However, in sexually mature fish, it is possible to notice subtle differences that can help you identify them easier.

Typically, female Danios are much more round and plum around the sides, with males being more slim and streamlined, the best way to identify this is to observe the fish from above.

With this thicker build, females also possess a small protruding area around their anus, from where the eggs are released, however, it takes a well trained eye to notice this subtle difference between the sexes.

In short, these fish are difficult to sex but not impossible. 

If you are acquiring fish from your local store to breed, it is recommended to get a group of them to maximise the chances that you obtain a mixed sex school.

How to breed Zebra Danios

Zebra Danios are very easy to breed, and are a great starting species if you want to get into breeding aquarium fish.

They are egg scatterers, and breed like most cyprinids, by dispersing eggs and sperm externally into the water in large congregations.

To successfully breed Zebra Danios usually requires two aquariums, one to house the parents in, and a second to raise the eggs and fry in, until they are old enough to be moved in with their parents.

Danios are cannibalistic, and will eat their own eggs and young if they manage to spot them, so if you want the maximum survival rate, you need to be able to separate the parents from their offspring.

The easiest way to do this is by setting up a secondary breeding tank, that is filled with moss, pebbles or spawning mops for the parents to drop their eggs into.

The tank should be cycled and should be gradually heated over a period of days to 28C / 82F.

With this, the fish should be fed extra high quality foods, and should receive regular water changes to induce spawning.

After the parents spawn, they are to be removed, and the eggs should then be raised on their own.

Danio fry are fairly easy to raise, and will take newly hatched Brine Shrimp, White Worms, Infusoria and crushed flake food.

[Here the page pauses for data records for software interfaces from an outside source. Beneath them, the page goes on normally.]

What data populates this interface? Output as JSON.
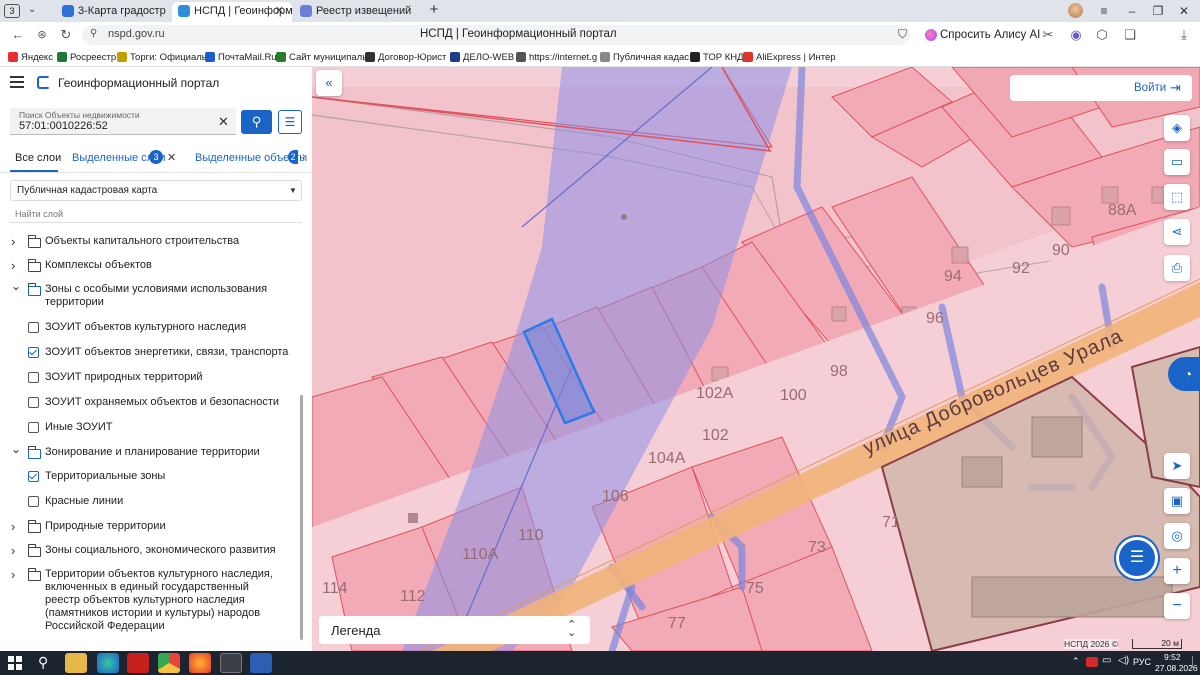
{
  "browser": {
    "tab_counter": "3",
    "tabs": [
      {
        "label": "3-Карта градостроительн",
        "icon_color": "#2f6fd8",
        "active": false
      },
      {
        "label": "НСПД | Геоинформацион",
        "icon_color": "#2f8cd8",
        "active": true
      },
      {
        "label": "Реестр извещений",
        "icon_color": "#6b7fd8",
        "active": false
      }
    ],
    "new_tab": "+",
    "url": "nspd.gov.ru",
    "page_title": "НСПД | Геоинформационный портал",
    "alice_label": "Спросить Алису AI",
    "bookmarks": [
      {
        "label": "Яндекс",
        "icon_color": "#e62e2e"
      },
      {
        "label": "Росреестр",
        "icon_color": "#1f7a3a"
      },
      {
        "label": "Торги: Официаль",
        "icon_color": "#c0a000"
      },
      {
        "label": "ПочтаMail.Ru",
        "icon_color": "#1a5fd0"
      },
      {
        "label": "Сайт муниципаль",
        "icon_color": "#2b7a2b"
      },
      {
        "label": "Договор-Юрист",
        "icon_color": "#333333"
      },
      {
        "label": "ДЕЛО-WEB",
        "icon_color": "#1a3f8a"
      },
      {
        "label": "https://internet.g",
        "icon_color": "#555555"
      },
      {
        "label": "Публичная кадас",
        "icon_color": "#888888"
      },
      {
        "label": "ТОР КНД",
        "icon_color": "#222222"
      },
      {
        "label": "AliExpress | Интер",
        "icon_color": "#e0342a"
      }
    ]
  },
  "app": {
    "title": "Геоинформационный портал",
    "search": {
      "label": "Поиск Объекты недвижимости",
      "value": "57:01:0010226:52"
    },
    "tabs": [
      {
        "label": "Все слои",
        "badge": ""
      },
      {
        "label": "Выделенные слои",
        "badge": "3"
      },
      {
        "label": "Выделенные объекты",
        "badge": "2"
      }
    ],
    "basemap_select": "Публичная кадастровая карта",
    "find_layer_placeholder": "Найти слой",
    "layers": [
      {
        "type": "group",
        "expanded": false,
        "label": "Объекты капитального строительства"
      },
      {
        "type": "group",
        "expanded": false,
        "label": "Комплексы объектов"
      },
      {
        "type": "group",
        "expanded": true,
        "label": "Зоны с особыми условиями использования территории"
      },
      {
        "type": "check",
        "checked": false,
        "label": "ЗОУИТ объектов культурного наследия"
      },
      {
        "type": "check",
        "checked": true,
        "label": "ЗОУИТ объектов энергетики, связи, транспорта"
      },
      {
        "type": "check",
        "checked": false,
        "label": "ЗОУИТ природных территорий"
      },
      {
        "type": "check",
        "checked": false,
        "label": "ЗОУИТ охраняемых объектов и безопасности"
      },
      {
        "type": "check",
        "checked": false,
        "label": "Иные ЗОУИТ"
      },
      {
        "type": "group",
        "expanded": true,
        "label": "Зонирование и планирование территории"
      },
      {
        "type": "check",
        "checked": true,
        "label": "Территориальные зоны"
      },
      {
        "type": "check",
        "checked": false,
        "label": "Красные линии"
      },
      {
        "type": "group",
        "expanded": false,
        "label": "Природные территории"
      },
      {
        "type": "group",
        "expanded": false,
        "label": "Зоны социального, экономического развития"
      },
      {
        "type": "group",
        "expanded": false,
        "label": "Территории объектов культурного наследия, включенных в единый государственный реестр объектов культурного наследия (памятников истории и культуры) народов Российской Федерации"
      }
    ]
  },
  "map": {
    "login_label": "Войти",
    "street_name": "улица Добровольцев Урала",
    "house_numbers": [
      "88А",
      "90",
      "92",
      "94",
      "96",
      "98",
      "100",
      "102А",
      "102",
      "104А",
      "106",
      "110",
      "110А",
      "112",
      "114",
      "73",
      "75",
      "77",
      "71"
    ],
    "legend_label": "Легенда",
    "attribution": "НСПД 2026 ©",
    "scale_label": "20 м",
    "colors": {
      "zone_fill": "#f6cfd6",
      "parcel_stroke": "#e0525c",
      "corridor": "#7a86e0",
      "road": "#f2b27a",
      "selected": "#2a7be8",
      "building": "#d9a3a9"
    }
  },
  "taskbar": {
    "lang": "РУС",
    "time": "9:52",
    "date": "27.08.2026"
  }
}
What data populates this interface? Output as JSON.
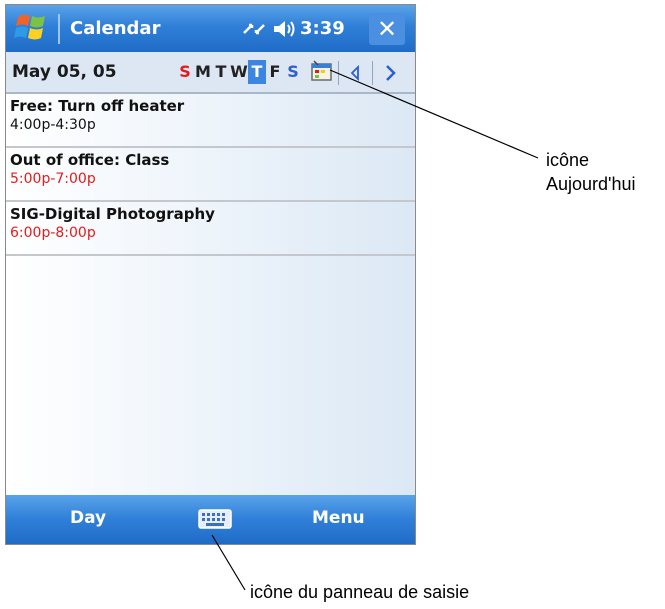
{
  "titlebar": {
    "title": "Calendar",
    "clock": "3:39",
    "close_label": "✕"
  },
  "datebar": {
    "date": "May 05, 05",
    "days": [
      {
        "label": "S",
        "kind": "sun"
      },
      {
        "label": "M",
        "kind": "normal"
      },
      {
        "label": "T",
        "kind": "normal"
      },
      {
        "label": "W",
        "kind": "normal"
      },
      {
        "label": "T",
        "kind": "selected"
      },
      {
        "label": "F",
        "kind": "normal"
      },
      {
        "label": "S",
        "kind": "sat"
      }
    ]
  },
  "appointments": [
    {
      "title": "Free: Turn off heater",
      "time": "4:00p-4:30p",
      "time_color": "black"
    },
    {
      "title": "Out of office: Class",
      "time": "5:00p-7:00p",
      "time_color": "red"
    },
    {
      "title": "SIG-Digital Photography",
      "time": "6:00p-8:00p",
      "time_color": "red"
    }
  ],
  "menubar": {
    "left_label": "Day",
    "right_label": "Menu"
  },
  "callouts": {
    "today_icon": "icône\nAujourd'hui",
    "input_panel": "icône du panneau de saisie"
  },
  "icons": [
    "windows-start-icon",
    "connectivity-icon",
    "volume-icon",
    "today-icon",
    "prev-arrow-icon",
    "next-arrow-icon",
    "keyboard-icon"
  ],
  "colors": {
    "titlebar": "#2f7fd8",
    "accent_red": "#e41b1b",
    "selected_day": "#3a86e0"
  }
}
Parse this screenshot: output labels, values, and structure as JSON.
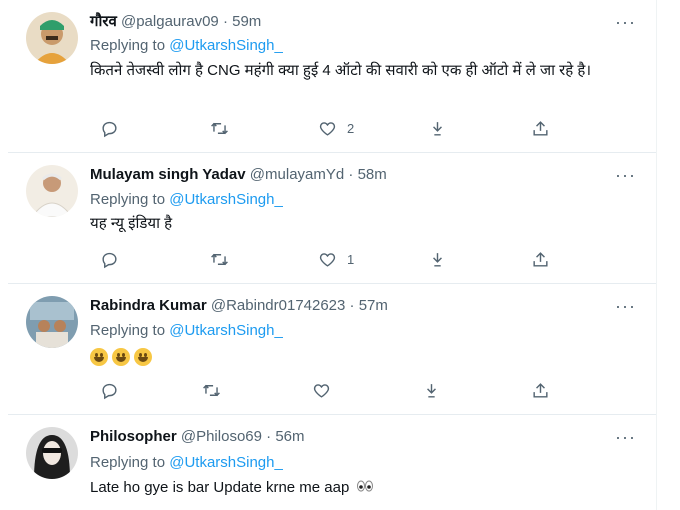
{
  "tweets": [
    {
      "name": "गौरव",
      "handle": "@palgaurav09",
      "sep": "·",
      "time": "59m",
      "reply_prefix": "Replying to",
      "reply_to": "@UtkarshSingh_",
      "text": "कितने तेजस्वी लोग है CNG महंगी क्या हुई 4 ऑटो की सवारी को एक ही ऑटो में ले जा रहे है।",
      "likes": "2",
      "avatar_color": "#d8b98a"
    },
    {
      "name": "Mulayam singh Yadav",
      "handle": "@mulayamYd",
      "sep": "·",
      "time": "58m",
      "reply_prefix": "Replying to",
      "reply_to": "@UtkarshSingh_",
      "text": "यह न्यू इंडिया है",
      "likes": "1",
      "avatar_color": "#e8e1d6"
    },
    {
      "name": "Rabindra Kumar",
      "handle": "@Rabindr01742623",
      "sep": "·",
      "time": "57m",
      "reply_prefix": "Replying to",
      "reply_to": "@UtkarshSingh_",
      "text": "",
      "emoji_count": 3,
      "likes": "",
      "avatar_color": "#6f8fa4"
    },
    {
      "name": "Philosopher",
      "handle": "@Philoso69",
      "sep": "·",
      "time": "56m",
      "reply_prefix": "Replying to",
      "reply_to": "@UtkarshSingh_",
      "text": "Late ho gye is bar Update krne me aap",
      "likes": "",
      "avatar_color": "#2a2a2a"
    }
  ],
  "more_glyph": "···",
  "icons": [
    "reply-icon",
    "retweet-icon",
    "like-icon",
    "download-icon",
    "share-icon"
  ],
  "colors": {
    "accent": "#1d9bf0",
    "muted": "#536471",
    "text": "#0f1419"
  }
}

After around 3 months, they will reach a size where they can be placed back in the tank with their parents.